* _THE TASK_
Would you copy the entries that follow exactly, leaving out every picture?

* _RAW DATA_

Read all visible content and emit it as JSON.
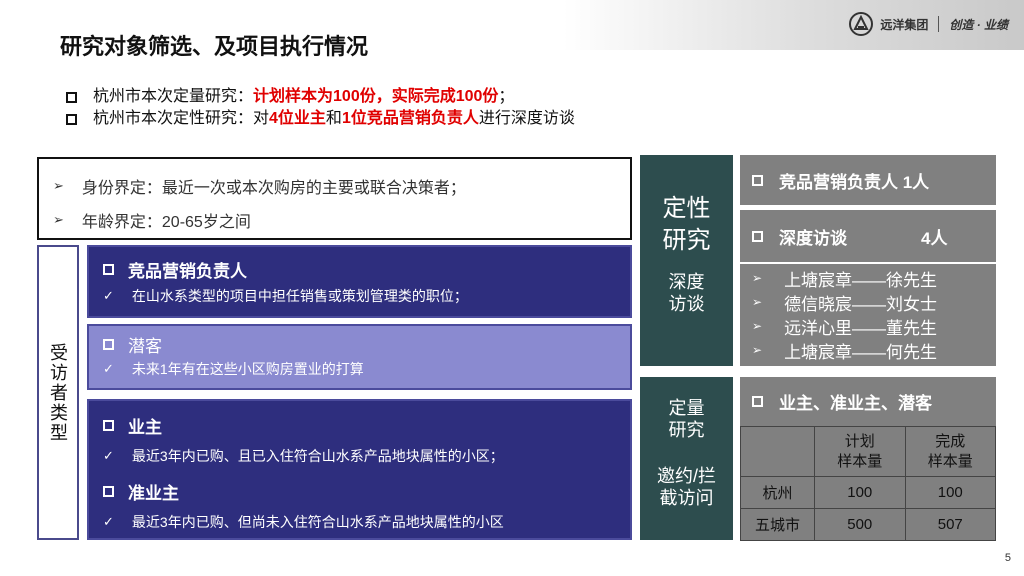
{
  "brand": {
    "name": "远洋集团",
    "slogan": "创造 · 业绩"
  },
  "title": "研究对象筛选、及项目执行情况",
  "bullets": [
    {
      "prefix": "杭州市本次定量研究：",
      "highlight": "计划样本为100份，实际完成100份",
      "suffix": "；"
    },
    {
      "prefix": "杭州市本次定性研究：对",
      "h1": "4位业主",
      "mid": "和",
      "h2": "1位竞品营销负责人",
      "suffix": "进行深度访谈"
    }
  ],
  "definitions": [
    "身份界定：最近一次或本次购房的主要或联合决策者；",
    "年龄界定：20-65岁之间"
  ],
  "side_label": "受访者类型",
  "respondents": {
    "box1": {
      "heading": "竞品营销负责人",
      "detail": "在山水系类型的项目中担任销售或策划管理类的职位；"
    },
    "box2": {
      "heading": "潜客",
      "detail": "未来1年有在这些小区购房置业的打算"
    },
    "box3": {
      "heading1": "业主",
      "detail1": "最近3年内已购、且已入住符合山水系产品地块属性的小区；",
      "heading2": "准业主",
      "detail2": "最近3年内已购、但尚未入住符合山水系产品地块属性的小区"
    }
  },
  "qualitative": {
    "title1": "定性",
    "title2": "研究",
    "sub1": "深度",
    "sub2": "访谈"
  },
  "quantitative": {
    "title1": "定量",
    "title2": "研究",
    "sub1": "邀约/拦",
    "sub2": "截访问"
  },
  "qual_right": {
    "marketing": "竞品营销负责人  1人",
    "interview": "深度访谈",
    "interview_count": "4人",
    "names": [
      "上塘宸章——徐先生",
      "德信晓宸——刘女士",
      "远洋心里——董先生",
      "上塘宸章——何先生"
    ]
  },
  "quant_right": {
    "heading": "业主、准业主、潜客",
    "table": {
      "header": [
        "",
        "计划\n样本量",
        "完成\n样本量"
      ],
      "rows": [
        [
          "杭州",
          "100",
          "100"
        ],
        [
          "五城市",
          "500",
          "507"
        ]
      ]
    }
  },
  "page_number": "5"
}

* _REPLY_
Read all visible content and emit it as JSON.
{
  "brand": {
    "name": "远洋集团",
    "slogan": "创造 · 业绩"
  },
  "title": "研究对象筛选、及项目执行情况",
  "bullets": [
    {
      "prefix": "杭州市本次定量研究：",
      "highlight": "计划样本为100份，实际完成100份",
      "suffix": "；"
    },
    {
      "prefix": "杭州市本次定性研究：对",
      "h1": "4位业主",
      "mid": "和",
      "h2": "1位竞品营销负责人",
      "suffix": "进行深度访谈"
    }
  ],
  "definitions": [
    "身份界定：最近一次或本次购房的主要或联合决策者；",
    "年龄界定：20-65岁之间"
  ],
  "side_label": "受访者类型",
  "respondents": {
    "box1": {
      "heading": "竞品营销负责人",
      "detail": "在山水系类型的项目中担任销售或策划管理类的职位；"
    },
    "box2": {
      "heading": "潜客",
      "detail": "未来1年有在这些小区购房置业的打算"
    },
    "box3": {
      "heading1": "业主",
      "detail1": "最近3年内已购、且已入住符合山水系产品地块属性的小区；",
      "heading2": "准业主",
      "detail2": "最近3年内已购、但尚未入住符合山水系产品地块属性的小区"
    }
  },
  "qualitative": {
    "title1": "定性",
    "title2": "研究",
    "sub1": "深度",
    "sub2": "访谈"
  },
  "quantitative": {
    "title1": "定量",
    "title2": "研究",
    "sub1": "邀约/拦",
    "sub2": "截访问"
  },
  "qual_right": {
    "marketing": "竞品营销负责人  1人",
    "interview": "深度访谈",
    "interview_count": "4人",
    "names": [
      "上塘宸章——徐先生",
      "德信晓宸——刘女士",
      "远洋心里——董先生",
      "上塘宸章——何先生"
    ]
  },
  "quant_right": {
    "heading": "业主、准业主、潜客",
    "table": {
      "header": [
        "",
        "计划\n样本量",
        "完成\n样本量"
      ],
      "rows": [
        [
          "杭州",
          "100",
          "100"
        ],
        [
          "五城市",
          "500",
          "507"
        ]
      ]
    }
  },
  "page_number": "5"
}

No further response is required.